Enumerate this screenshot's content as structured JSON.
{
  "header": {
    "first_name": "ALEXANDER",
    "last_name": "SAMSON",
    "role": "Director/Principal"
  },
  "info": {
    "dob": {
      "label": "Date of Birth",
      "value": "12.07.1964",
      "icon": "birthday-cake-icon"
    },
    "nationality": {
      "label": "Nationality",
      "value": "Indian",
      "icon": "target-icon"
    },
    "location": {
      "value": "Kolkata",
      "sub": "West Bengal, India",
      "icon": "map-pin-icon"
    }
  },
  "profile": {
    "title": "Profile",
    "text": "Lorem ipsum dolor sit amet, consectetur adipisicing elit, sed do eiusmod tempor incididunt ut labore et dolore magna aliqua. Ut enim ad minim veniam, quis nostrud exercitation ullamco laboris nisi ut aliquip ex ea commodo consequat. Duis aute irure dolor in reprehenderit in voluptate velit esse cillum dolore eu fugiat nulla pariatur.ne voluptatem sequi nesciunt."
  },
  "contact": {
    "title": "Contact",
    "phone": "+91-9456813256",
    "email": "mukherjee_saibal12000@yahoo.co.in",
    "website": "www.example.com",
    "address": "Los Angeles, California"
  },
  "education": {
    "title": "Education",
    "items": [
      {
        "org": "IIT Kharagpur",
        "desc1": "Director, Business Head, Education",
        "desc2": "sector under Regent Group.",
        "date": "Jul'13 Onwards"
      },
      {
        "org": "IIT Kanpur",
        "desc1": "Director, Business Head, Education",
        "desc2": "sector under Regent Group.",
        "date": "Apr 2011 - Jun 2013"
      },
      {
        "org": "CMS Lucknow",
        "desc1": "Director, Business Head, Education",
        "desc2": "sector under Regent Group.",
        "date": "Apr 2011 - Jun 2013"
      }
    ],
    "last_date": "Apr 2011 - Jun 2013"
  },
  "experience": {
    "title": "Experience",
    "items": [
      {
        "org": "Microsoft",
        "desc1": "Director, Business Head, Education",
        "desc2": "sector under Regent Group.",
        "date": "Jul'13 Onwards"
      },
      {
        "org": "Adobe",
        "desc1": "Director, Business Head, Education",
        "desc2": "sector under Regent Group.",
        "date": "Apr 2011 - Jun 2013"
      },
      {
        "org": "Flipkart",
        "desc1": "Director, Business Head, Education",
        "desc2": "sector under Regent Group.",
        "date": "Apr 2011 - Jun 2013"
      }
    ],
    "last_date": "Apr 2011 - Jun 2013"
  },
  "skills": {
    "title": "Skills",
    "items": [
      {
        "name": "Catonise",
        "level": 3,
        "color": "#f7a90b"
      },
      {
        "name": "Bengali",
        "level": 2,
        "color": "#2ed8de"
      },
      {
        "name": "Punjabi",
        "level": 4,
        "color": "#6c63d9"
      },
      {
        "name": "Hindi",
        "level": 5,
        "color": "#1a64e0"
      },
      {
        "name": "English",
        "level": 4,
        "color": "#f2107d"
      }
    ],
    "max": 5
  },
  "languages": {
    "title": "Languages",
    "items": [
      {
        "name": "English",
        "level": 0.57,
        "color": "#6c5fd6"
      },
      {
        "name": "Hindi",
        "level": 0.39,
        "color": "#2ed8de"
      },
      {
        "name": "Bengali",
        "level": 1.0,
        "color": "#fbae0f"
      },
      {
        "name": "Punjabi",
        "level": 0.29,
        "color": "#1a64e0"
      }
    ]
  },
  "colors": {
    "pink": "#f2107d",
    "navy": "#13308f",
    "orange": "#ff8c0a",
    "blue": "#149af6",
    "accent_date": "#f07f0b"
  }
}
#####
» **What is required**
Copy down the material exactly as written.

» **Answer below**
Enumerate this screenshot's content as structured JSON.
{
  "header": {
    "first_name": "ALEXANDER",
    "last_name": "SAMSON",
    "role": "Director/Principal"
  },
  "info": {
    "dob": {
      "label": "Date of Birth",
      "value": "12.07.1964",
      "icon": "birthday-cake-icon"
    },
    "nationality": {
      "label": "Nationality",
      "value": "Indian",
      "icon": "target-icon"
    },
    "location": {
      "value": "Kolkata",
      "sub": "West Bengal, India",
      "icon": "map-pin-icon"
    }
  },
  "profile": {
    "title": "Profile",
    "text": "Lorem ipsum dolor sit amet, consectetur adipisicing elit, sed do eiusmod tempor incididunt ut labore et dolore magna aliqua. Ut enim ad minim veniam, quis nostrud exercitation ullamco laboris nisi ut aliquip ex ea commodo consequat. Duis aute irure dolor in reprehenderit in voluptate velit esse cillum dolore eu fugiat nulla pariatur.ne voluptatem sequi nesciunt."
  },
  "contact": {
    "title": "Contact",
    "phone": "+91-9456813256",
    "email": "mukherjee_saibal12000@yahoo.co.in",
    "website": "www.example.com",
    "address": "Los Angeles, California"
  },
  "education": {
    "title": "Education",
    "items": [
      {
        "org": "IIT Kharagpur",
        "desc1": "Director, Business Head, Education",
        "desc2": "sector under Regent Group.",
        "date": "Jul'13 Onwards"
      },
      {
        "org": "IIT Kanpur",
        "desc1": "Director, Business Head, Education",
        "desc2": "sector under Regent Group.",
        "date": "Apr 2011 - Jun 2013"
      },
      {
        "org": "CMS Lucknow",
        "desc1": "Director, Business Head, Education",
        "desc2": "sector under Regent Group.",
        "date": "Apr 2011 - Jun 2013"
      }
    ],
    "last_date": "Apr 2011 - Jun 2013"
  },
  "experience": {
    "title": "Experience",
    "items": [
      {
        "org": "Microsoft",
        "desc1": "Director, Business Head, Education",
        "desc2": "sector under Regent Group.",
        "date": "Jul'13 Onwards"
      },
      {
        "org": "Adobe",
        "desc1": "Director, Business Head, Education",
        "desc2": "sector under Regent Group.",
        "date": "Apr 2011 - Jun 2013"
      },
      {
        "org": "Flipkart",
        "desc1": "Director, Business Head, Education",
        "desc2": "sector under Regent Group.",
        "date": "Apr 2011 - Jun 2013"
      }
    ],
    "last_date": "Apr 2011 - Jun 2013"
  },
  "skills": {
    "title": "Skills",
    "items": [
      {
        "name": "Catonise",
        "level": 3,
        "color": "#f7a90b"
      },
      {
        "name": "Bengali",
        "level": 2,
        "color": "#2ed8de"
      },
      {
        "name": "Punjabi",
        "level": 4,
        "color": "#6c63d9"
      },
      {
        "name": "Hindi",
        "level": 5,
        "color": "#1a64e0"
      },
      {
        "name": "English",
        "level": 4,
        "color": "#f2107d"
      }
    ],
    "max": 5
  },
  "languages": {
    "title": "Languages",
    "items": [
      {
        "name": "English",
        "level": 0.57,
        "color": "#6c5fd6"
      },
      {
        "name": "Hindi",
        "level": 0.39,
        "color": "#2ed8de"
      },
      {
        "name": "Bengali",
        "level": 1.0,
        "color": "#fbae0f"
      },
      {
        "name": "Punjabi",
        "level": 0.29,
        "color": "#1a64e0"
      }
    ]
  },
  "colors": {
    "pink": "#f2107d",
    "navy": "#13308f",
    "orange": "#ff8c0a",
    "blue": "#149af6",
    "accent_date": "#f07f0b"
  }
}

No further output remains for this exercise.